In the recent issue of Businessweek, which has been spot on in its coverage of the housing market, interviews the inventor of mortgage-backed securities, Lew Ranieri.
The first pool of home loans was sold in 1977 and the technique is probably unfairly the source of the blame of the credit crunch we have now.
To accommodate the demographic demand, banks had to keep raising equity, which wasn’t realistic. Securitization allowed them to fund the loans off the balance sheet.
Basically create a pool of mortgages to investors who took this concept a step further and cut them into a smaller pieces and sold them off, effectively offloading the risk onto someone else, who usually didn’t understand the risk they were taking.
In my short time working with Wall Streeters last year I was told several times about the “nexus between fear and greed.” In real estate speak, a fair comparison would be the pendulum that swings between a buyer’s market and a seller’s market.
If you diminish fear, you get more greed. People got braver issuing this stuff. All the participants felt they could act merely as agents and collect fees. Nobody was prepared to say “I have liability.”
Ranieri sumarizes the situation with the following points:
- The industry players are fighting – once that stops, it’ll get fixed quickly.
- Empower the servicer and pay them to be a fiduciary.
- Start with second mortgages – can’t restructure first mortgages until that is resolved.
- Use the resources of Fannie, Freddie and FHA (yikes! they lost billions, as of late).

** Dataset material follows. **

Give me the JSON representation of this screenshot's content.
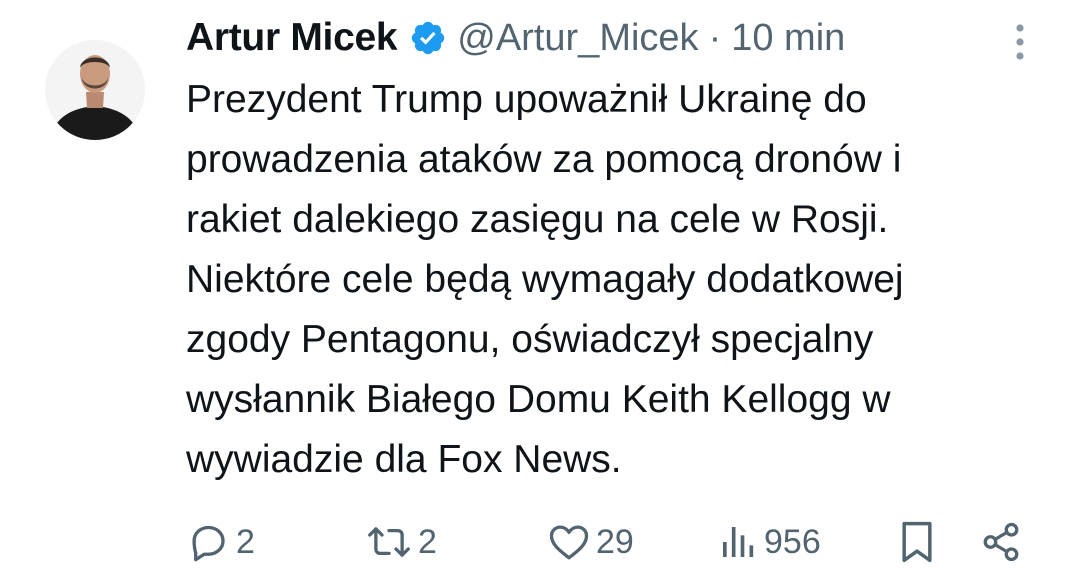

The problem likely isn’t securitization, its overlaying appropriate regulation to create a rational and fair playing field. Of course, this reduces the rapid profit potential (or loss) and I suspect there will be another product developed in the next several years while securitization reverts to a more mundone financial technique and Wall Street seeks to reinvent the next “great thing.”